Data excerpts:
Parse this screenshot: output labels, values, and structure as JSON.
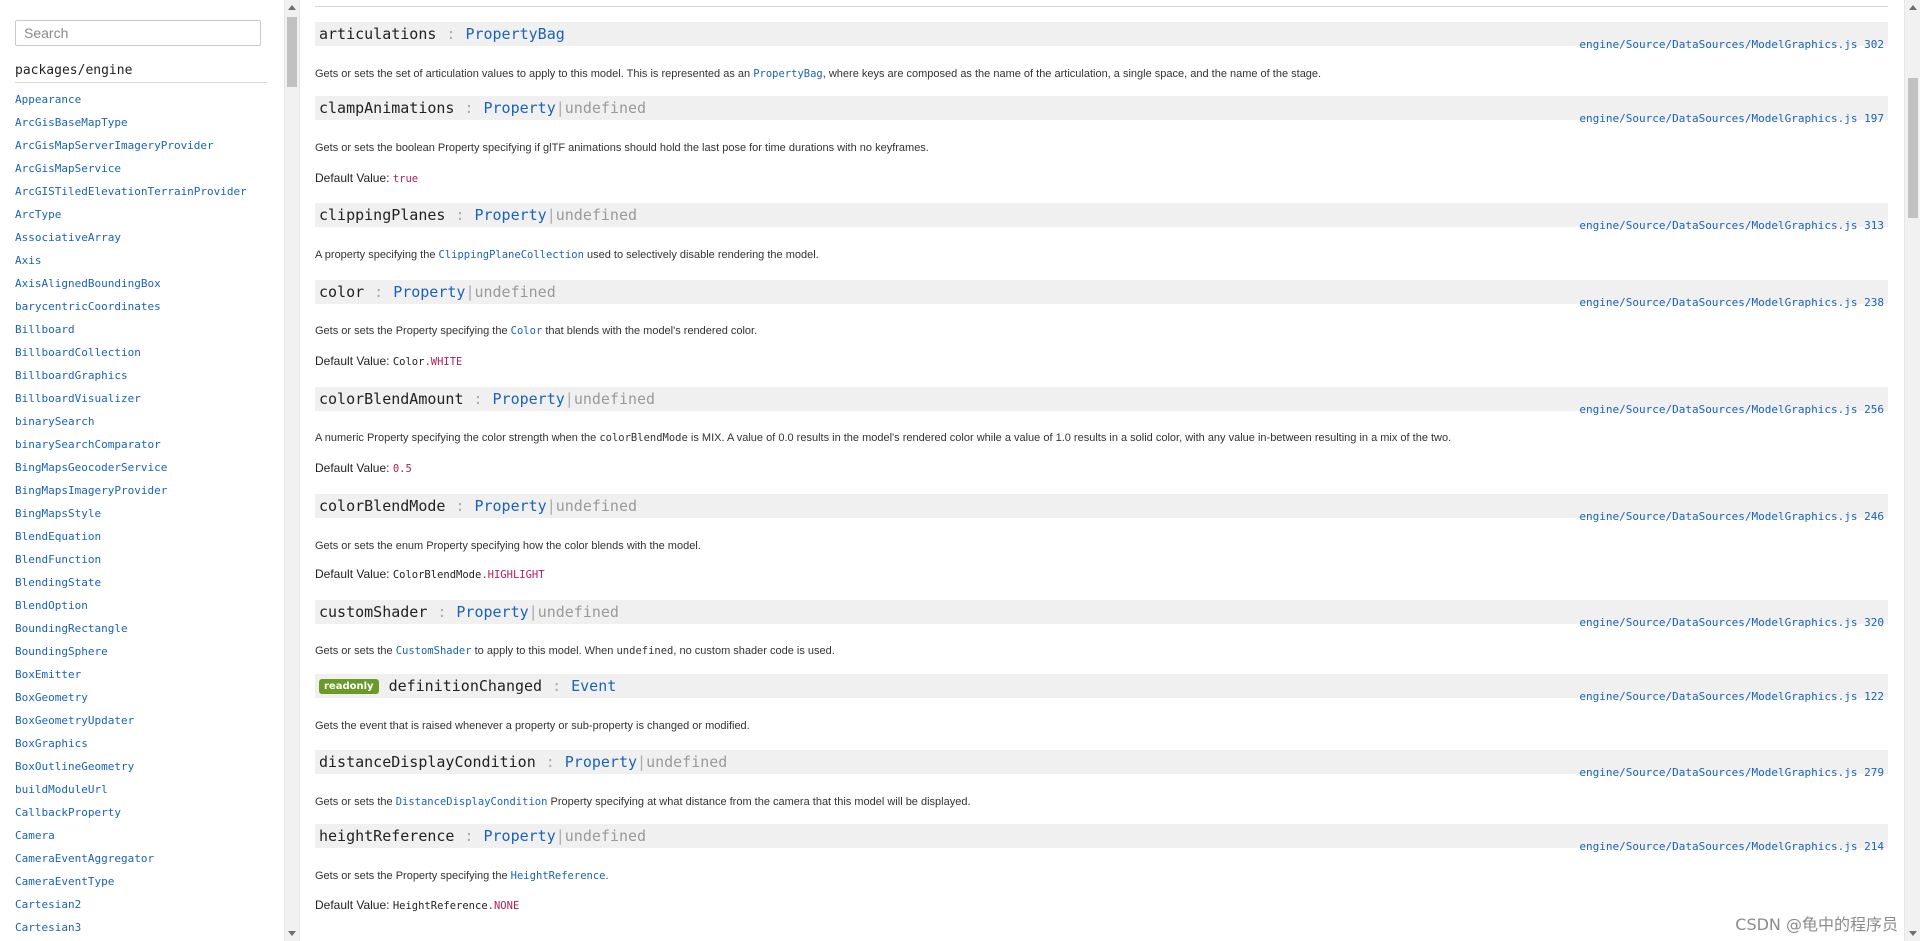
{
  "sidebar": {
    "search_placeholder": "Search",
    "package_title": "packages/engine",
    "items": [
      "Appearance",
      "ArcGisBaseMapType",
      "ArcGisMapServerImageryProvider",
      "ArcGisMapService",
      "ArcGISTiledElevationTerrainProvider",
      "ArcType",
      "AssociativeArray",
      "Axis",
      "AxisAlignedBoundingBox",
      "barycentricCoordinates",
      "Billboard",
      "BillboardCollection",
      "BillboardGraphics",
      "BillboardVisualizer",
      "binarySearch",
      "binarySearchComparator",
      "BingMapsGeocoderService",
      "BingMapsImageryProvider",
      "BingMapsStyle",
      "BlendEquation",
      "BlendFunction",
      "BlendingState",
      "BlendOption",
      "BoundingRectangle",
      "BoundingSphere",
      "BoxEmitter",
      "BoxGeometry",
      "BoxGeometryUpdater",
      "BoxGraphics",
      "BoxOutlineGeometry",
      "buildModuleUrl",
      "CallbackProperty",
      "Camera",
      "CameraEventAggregator",
      "CameraEventType",
      "Cartesian2",
      "Cartesian3"
    ]
  },
  "members": [
    {
      "name": "articulations",
      "sep": ":",
      "type": "PropertyBag",
      "pipe": "",
      "undef": "",
      "readonly": "",
      "source": "engine/Source/DataSources/ModelGraphics.js 302",
      "desc": [
        {
          "t": "text",
          "v": "Gets or sets the set of articulation values to apply to this model. This is represented as an "
        },
        {
          "t": "link",
          "v": "PropertyBag"
        },
        {
          "t": "text",
          "v": ", where keys are composed as the name of the articulation, a single space, and the name of the stage."
        }
      ],
      "default_label": "",
      "default_plain": "",
      "default_hl": ""
    },
    {
      "name": "clampAnimations",
      "sep": ":",
      "type": "Property",
      "pipe": "|",
      "undef": "undefined",
      "readonly": "",
      "source": "engine/Source/DataSources/ModelGraphics.js 197",
      "desc": [
        {
          "t": "text",
          "v": "Gets or sets the boolean Property specifying if glTF animations should hold the last pose for time durations with no keyframes."
        }
      ],
      "default_label": "Default Value: ",
      "default_plain": "",
      "default_hl": "true"
    },
    {
      "name": "clippingPlanes",
      "sep": ":",
      "type": "Property",
      "pipe": "|",
      "undef": "undefined",
      "readonly": "",
      "source": "engine/Source/DataSources/ModelGraphics.js 313",
      "desc": [
        {
          "t": "text",
          "v": "A property specifying the "
        },
        {
          "t": "link",
          "v": "ClippingPlaneCollection"
        },
        {
          "t": "text",
          "v": " used to selectively disable rendering the model."
        }
      ],
      "default_label": "",
      "default_plain": "",
      "default_hl": ""
    },
    {
      "name": "color",
      "sep": ":",
      "type": "Property",
      "pipe": "|",
      "undef": "undefined",
      "readonly": "",
      "source": "engine/Source/DataSources/ModelGraphics.js 238",
      "desc": [
        {
          "t": "text",
          "v": "Gets or sets the Property specifying the "
        },
        {
          "t": "link",
          "v": "Color"
        },
        {
          "t": "text",
          "v": " that blends with the model's rendered color."
        }
      ],
      "default_label": "Default Value: ",
      "default_plain": "Color",
      "default_hl": ".WHITE"
    },
    {
      "name": "colorBlendAmount",
      "sep": ":",
      "type": "Property",
      "pipe": "|",
      "undef": "undefined",
      "readonly": "",
      "source": "engine/Source/DataSources/ModelGraphics.js 256",
      "desc": [
        {
          "t": "text",
          "v": "A numeric Property specifying the color strength when the "
        },
        {
          "t": "code",
          "v": "colorBlendMode"
        },
        {
          "t": "text",
          "v": " is MIX. A value of 0.0 results in the model's rendered color while a value of 1.0 results in a solid color, with any value in-between resulting in a mix of the two."
        }
      ],
      "default_label": "Default Value: ",
      "default_plain": "",
      "default_hl": "0.5"
    },
    {
      "name": "colorBlendMode",
      "sep": ":",
      "type": "Property",
      "pipe": "|",
      "undef": "undefined",
      "readonly": "",
      "source": "engine/Source/DataSources/ModelGraphics.js 246",
      "desc": [
        {
          "t": "text",
          "v": "Gets or sets the enum Property specifying how the color blends with the model."
        }
      ],
      "default_label": "Default Value: ",
      "default_plain": "ColorBlendMode",
      "default_hl": ".HIGHLIGHT"
    },
    {
      "name": "customShader",
      "sep": ":",
      "type": "Property",
      "pipe": "|",
      "undef": "undefined",
      "readonly": "",
      "source": "engine/Source/DataSources/ModelGraphics.js 320",
      "desc": [
        {
          "t": "text",
          "v": "Gets or sets the "
        },
        {
          "t": "link",
          "v": "CustomShader"
        },
        {
          "t": "text",
          "v": " to apply to this model. When "
        },
        {
          "t": "code",
          "v": "undefined"
        },
        {
          "t": "text",
          "v": ", no custom shader code is used."
        }
      ],
      "default_label": "",
      "default_plain": "",
      "default_hl": ""
    },
    {
      "name": "definitionChanged",
      "sep": ":",
      "type": "Event",
      "pipe": "",
      "undef": "",
      "readonly": "readonly",
      "source": "engine/Source/DataSources/ModelGraphics.js 122",
      "desc": [
        {
          "t": "text",
          "v": "Gets the event that is raised whenever a property or sub-property is changed or modified."
        }
      ],
      "default_label": "",
      "default_plain": "",
      "default_hl": ""
    },
    {
      "name": "distanceDisplayCondition",
      "sep": ":",
      "type": "Property",
      "pipe": "|",
      "undef": "undefined",
      "readonly": "",
      "source": "engine/Source/DataSources/ModelGraphics.js 279",
      "desc": [
        {
          "t": "text",
          "v": "Gets or sets the "
        },
        {
          "t": "link",
          "v": "DistanceDisplayCondition"
        },
        {
          "t": "text",
          "v": " Property specifying at what distance from the camera that this model will be displayed."
        }
      ],
      "default_label": "",
      "default_plain": "",
      "default_hl": ""
    },
    {
      "name": "heightReference",
      "sep": ":",
      "type": "Property",
      "pipe": "|",
      "undef": "undefined",
      "readonly": "",
      "source": "engine/Source/DataSources/ModelGraphics.js 214",
      "desc": [
        {
          "t": "text",
          "v": "Gets or sets the Property specifying the "
        },
        {
          "t": "link",
          "v": "HeightReference"
        },
        {
          "t": "text",
          "v": "."
        }
      ],
      "default_label": "Default Value: ",
      "default_plain": "HeightReference",
      "default_hl": ".NONE"
    }
  ],
  "watermark": "CSDN @龟中的程序员"
}
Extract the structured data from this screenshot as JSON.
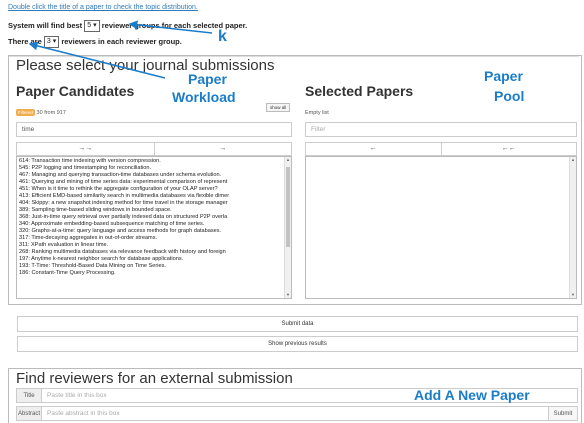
{
  "instructions": {
    "double_click_hint": "Double click the title of a paper to check the topic distribution.",
    "groups_line_before": "System will find best",
    "groups_value": "5",
    "groups_line_after": "reviewer groups for each selected paper.",
    "reviewers_line_before": "There are",
    "reviewers_value": "3",
    "reviewers_line_after": "reviewers in each reviewer group."
  },
  "main_panel": {
    "title": "Please select your journal submissions"
  },
  "candidates": {
    "title": "Paper Candidates",
    "show_all_label": "show all",
    "filter_badge": "Filtered",
    "count_text": "30 from 917",
    "filter_value": "time",
    "move_all_icon": "→→",
    "move_selected_icon": "→",
    "items": [
      "614: Transaction time indexing with version compression.",
      "545: P2P logging and timestamping for reconciliation.",
      "467: Managing and querying transaction-time databases under schema evolution.",
      "461: Querying and mining of time series data: experimental comparison of represent",
      "451: When is it time to rethink the aggregate configuration of your OLAP server?",
      "413: Efficient EMD-based similarity search in multimedia databases via flexible dimer",
      "404: Skippy: a new snapshot indexing method for time travel in the storage manager",
      "389: Sampling time-based sliding windows in bounded space.",
      "368: Just-in-time query retrieval over partially indexed data on structured P2P overla",
      "340: Approximate embedding-based subsequence matching of time series.",
      "320: Graphs-at-a-time: query language and access methods for graph databases.",
      "317: Time-decaying aggregates in out-of-order streams.",
      "311: XPath evaluation in linear time.",
      "268: Ranking multimedia databases via relevance feedback with history and foreign",
      "197: Anytime k-nearest neighbor search for database applications.",
      "193: T-Time: Threshold-Based Data Mining on Time Series.",
      "186: Constant-Time Query Processing."
    ]
  },
  "selected": {
    "title": "Selected Papers",
    "empty_text": "Empty list",
    "filter_placeholder": "Filter",
    "remove_selected_icon": "←",
    "remove_all_icon": "←←"
  },
  "actions": {
    "submit_label": "Submit data",
    "previous_label": "Show previous results"
  },
  "external": {
    "title": "Find reviewers for an external submission",
    "title_label": "Title",
    "title_placeholder": "Paste title in this box",
    "abstract_label": "Abstract",
    "abstract_placeholder": "Paste abstract in this box",
    "submit_label": "Submit"
  },
  "annotations": {
    "k": "k",
    "paper_workload_1": "Paper",
    "paper_workload_2": "Workload",
    "paper_pool_1": "Paper",
    "paper_pool_2": "Pool",
    "add_paper": "Add A New Paper",
    "color": "#1b7cc9"
  }
}
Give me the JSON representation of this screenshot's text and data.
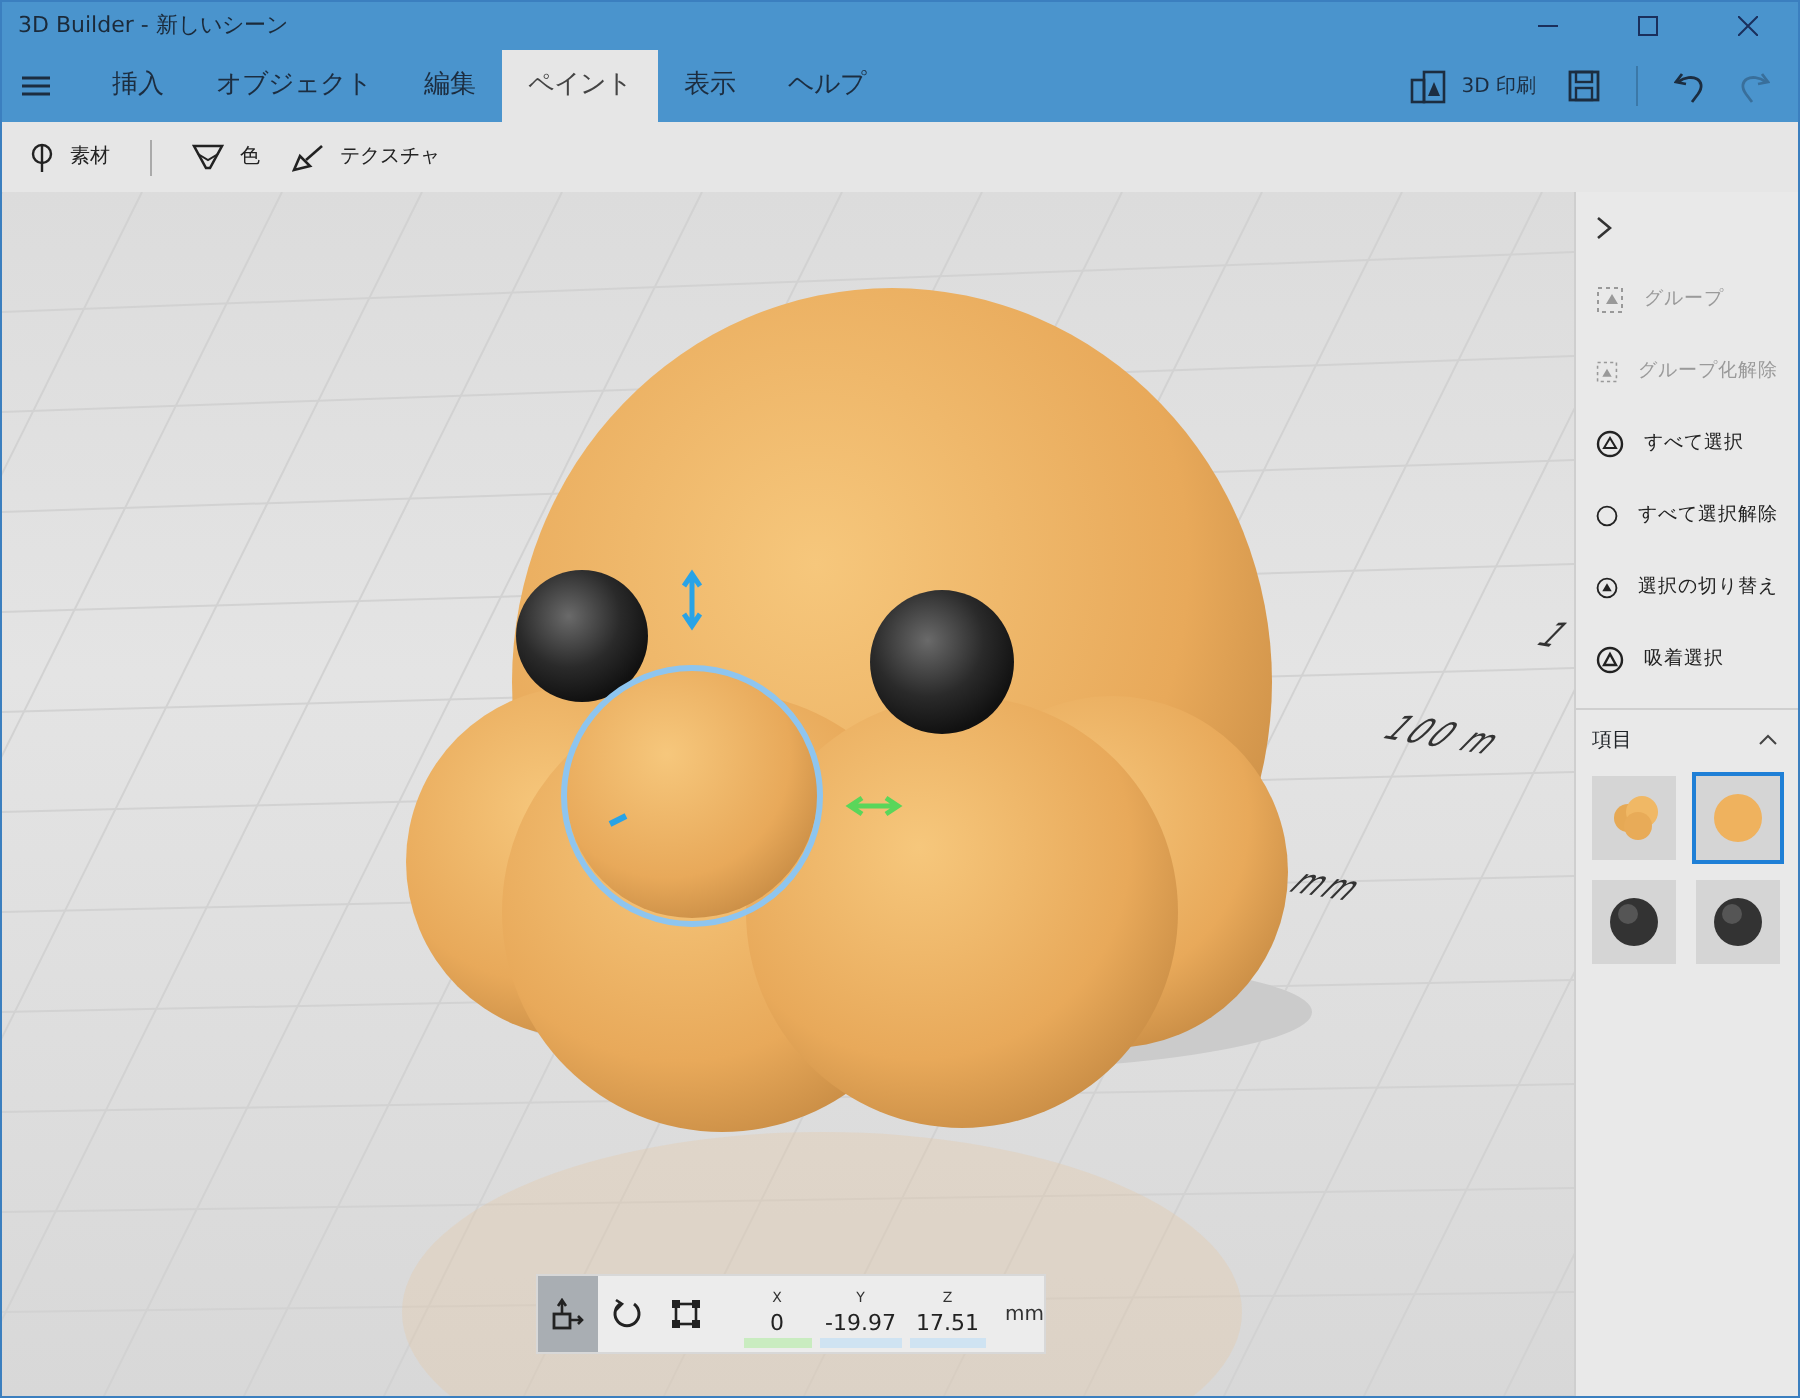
{
  "window": {
    "title": "3D Builder - 新しいシーン"
  },
  "menu_tabs": [
    {
      "label": "挿入",
      "selected": false
    },
    {
      "label": "オブジェクト",
      "selected": false
    },
    {
      "label": "編集",
      "selected": false
    },
    {
      "label": "ペイント",
      "selected": true
    },
    {
      "label": "表示",
      "selected": false
    },
    {
      "label": "ヘルプ",
      "selected": false
    }
  ],
  "header_buttons": [
    {
      "kind": "print",
      "label": "3D 印刷",
      "disabled": false
    },
    {
      "kind": "save",
      "disabled": false
    },
    {
      "kind": "undo",
      "disabled": false
    },
    {
      "kind": "redo",
      "disabled": true
    }
  ],
  "toolbar": [
    {
      "kind": "material",
      "label": "素材"
    },
    {
      "kind": "color",
      "label": "色"
    },
    {
      "kind": "texture",
      "label": "テクスチャ"
    }
  ],
  "viewport": {
    "scale_labels": [
      "1",
      "100 m",
      "mm"
    ]
  },
  "transform_bar": {
    "modes": [
      {
        "kind": "move",
        "selected": true
      },
      {
        "kind": "rotate",
        "selected": false
      },
      {
        "kind": "scale",
        "selected": false
      }
    ],
    "coords": [
      {
        "axis": "X",
        "value": "0",
        "color": "#c9ecc0"
      },
      {
        "axis": "Y",
        "value": "-19.97",
        "color": "#cfe3f2"
      },
      {
        "axis": "Z",
        "value": "17.51",
        "color": "#cfe3f2"
      }
    ],
    "unit": "mm"
  },
  "side_panel": {
    "actions": [
      {
        "kind": "group",
        "label": "グループ",
        "disabled": true
      },
      {
        "kind": "ungroup",
        "label": "グループ化解除",
        "disabled": true
      },
      {
        "kind": "select-all",
        "label": "すべて選択",
        "disabled": false
      },
      {
        "kind": "deselect",
        "label": "すべて選択解除",
        "disabled": false
      },
      {
        "kind": "toggle",
        "label": "選択の切り替え",
        "disabled": false
      },
      {
        "kind": "snap",
        "label": "吸着選択",
        "disabled": false
      }
    ],
    "items_section": {
      "title": "項目",
      "expanded": true,
      "items": [
        {
          "kind": "cluster",
          "selected": false
        },
        {
          "kind": "orange-sphere",
          "selected": true
        },
        {
          "kind": "dark-sphere",
          "selected": false
        },
        {
          "kind": "dark-sphere",
          "selected": false
        }
      ]
    }
  }
}
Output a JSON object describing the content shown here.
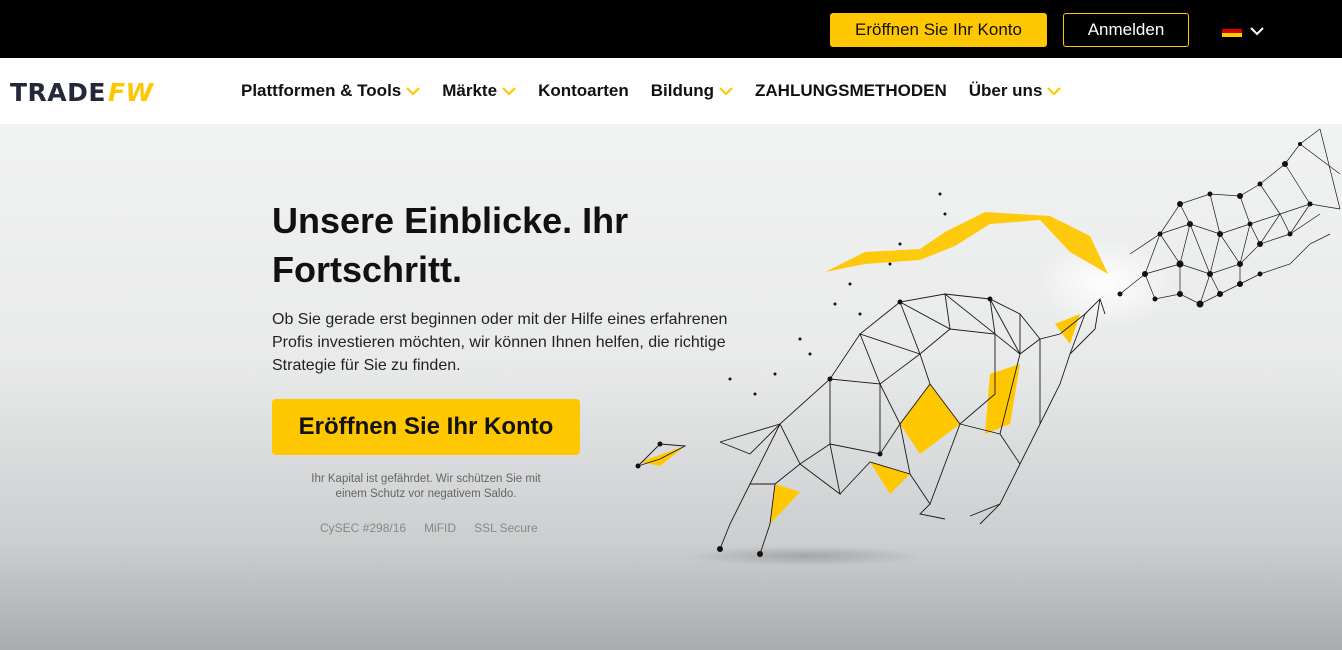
{
  "topbar": {
    "open_account_label": "Eröffnen Sie Ihr Konto",
    "login_label": "Anmelden",
    "language_icon": "germany-flag-icon",
    "accent_color": "#ffc700"
  },
  "logo": {
    "part1": "TRADE",
    "part2": "FW"
  },
  "nav": {
    "items": [
      {
        "label": "Plattformen & Tools",
        "has_dropdown": true
      },
      {
        "label": "Märkte",
        "has_dropdown": true
      },
      {
        "label": "Kontoarten",
        "has_dropdown": false
      },
      {
        "label": "Bildung",
        "has_dropdown": true
      },
      {
        "label": "ZAHLUNGSMETHODEN",
        "has_dropdown": false
      },
      {
        "label": "Über uns",
        "has_dropdown": true
      }
    ]
  },
  "hero": {
    "title": "Unsere Einblicke. Ihr Fortschritt.",
    "text": "Ob Sie gerade erst beginnen oder mit der Hilfe eines erfahrenen Profis investieren möchten, wir können Ihnen helfen, die richtige Strategie für Sie zu finden.",
    "cta_label": "Eröffnen Sie Ihr Konto",
    "risk_note": "Ihr Kapital ist gefährdet. Wir schützen Sie mit einem Schutz vor negativem Saldo.",
    "badges": [
      "CySEC #298/16",
      "MiFID",
      "SSL Secure"
    ]
  }
}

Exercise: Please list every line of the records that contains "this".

Your response:
Parse this screenshot: output labels, values, and structure as JSON.
          "v": "Gets or sets the set of articulation values to apply to this model. This is represented as an "
          "v": " to apply to this model. When "
          "v": " Property specifying at what distance from the camera that this model will be displayed."
Extract the structured data from this screenshot as JSON.
    "title_placeholder": "Paste title in this box",
    "abstract_placeholder": "Paste abstract in this box",
Give me the JSON representation of this screenshot's text and data.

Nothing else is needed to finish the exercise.